The one thing, and I mean the only thing, which makes Death Warmed Up stand out is the neon-colored style which Director David Blyth has chosen.  That made the film look somewhat unique at the time (although, we were seeing similar things on MTV.)  When viewed today, the film’s look takes on a nostalgic feel, but still stands out as the one positive here.  Otherwise, we have a movie which attempts to combine a Mad Max-esque punk aesthetic with an old-fashioned mad-scientist film.  The result is a mess which will only appeal to those who, for whatever reason, are determined to see every horror film from New Zealand.

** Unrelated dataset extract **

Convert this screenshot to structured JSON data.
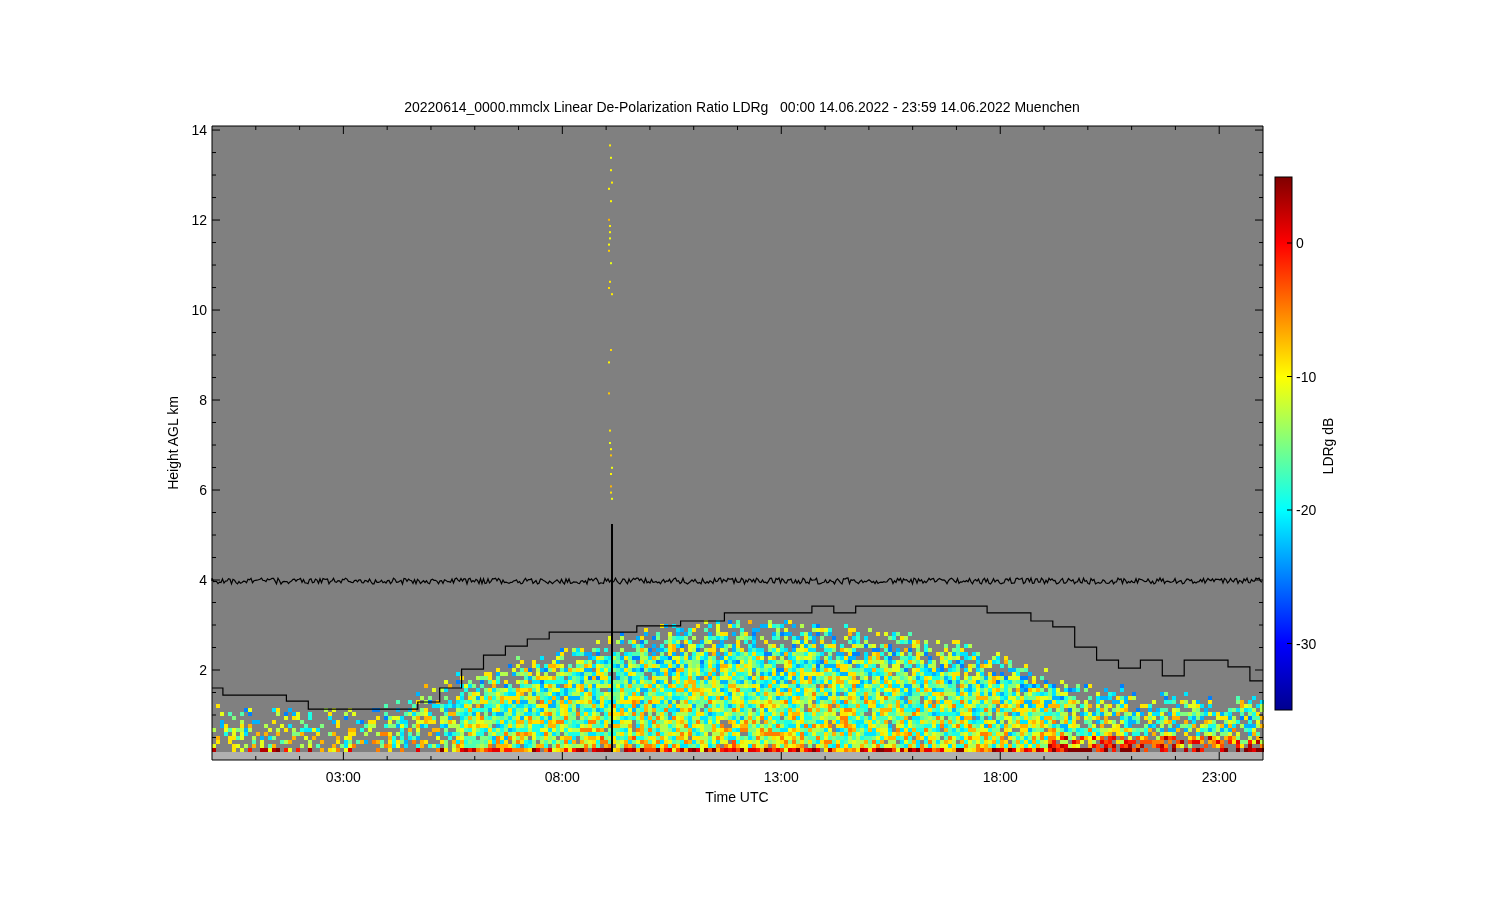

Death Warmed Up also never explains how Michael got such a nifty makeover in the psychiatric hospital courtesy of Severin Films.  The film has been letterboxed at 1.85:1 and the Disc contains an AVC 1080p HD transfer which runs at an average of 35 Mbps.  The image is sharp and clear in some scenes.  However, the picture also has a noticeably soft quality in many shots and there is some overt grain on the image.  The colors look good and the image is never overly dark or bright.  (All of which leads me to wonder if this was shot in 16mm.)  The level of detail suffers from the softness, but the picture never looks flat.  The Disc carries a DTS-HD Master Audio 5.1 track which runs at 48 kHz and an average of 4.0 Mbps.  The track provides clear dialogue and sound effects.  This re-mastered audio presentation delivers a mix in which everything is clear, but there are not an abundance of surround or subwoofer effects.  There are some obvious stereo effects at times.


The Death Warmed Up Blu-ray Disc contains a few extras.  We begin with an AUDIO COMMENTARY from Director David Blyth and Writer Michael Heath.  “Interview with David Letch” (27 minutes) is a modern-day talk with the actor, where he refers to the film as “schlock horror”.  From there, he gives a detailed account of his involvement in the film and its production.  “2009 Interviews with David Blyth & Michael Heath” (40 minutes) offers separate interviews, which are edited together with clips from the movie, in which the filmmakers give an overview of the making of the movie and their reflections on it.  We get a 16-minute reel of MISSING/DELETED SCENES, most of which are simply longer versions of scenes from the finished film.  “Original 4:3 New Zealand VHS Cut” offers an 84-minute cut of the film which is letterboxed at 1.33:1.  This contains scenes which are not in the main version presented on this Blu-ray Disc.  The extras are rounded out by a THEATRICAL TRAILER, two VHS TRAILERS, a TV SPOT, and an IMAGE GALLERY.

Review Copyright 2019 by Mike Long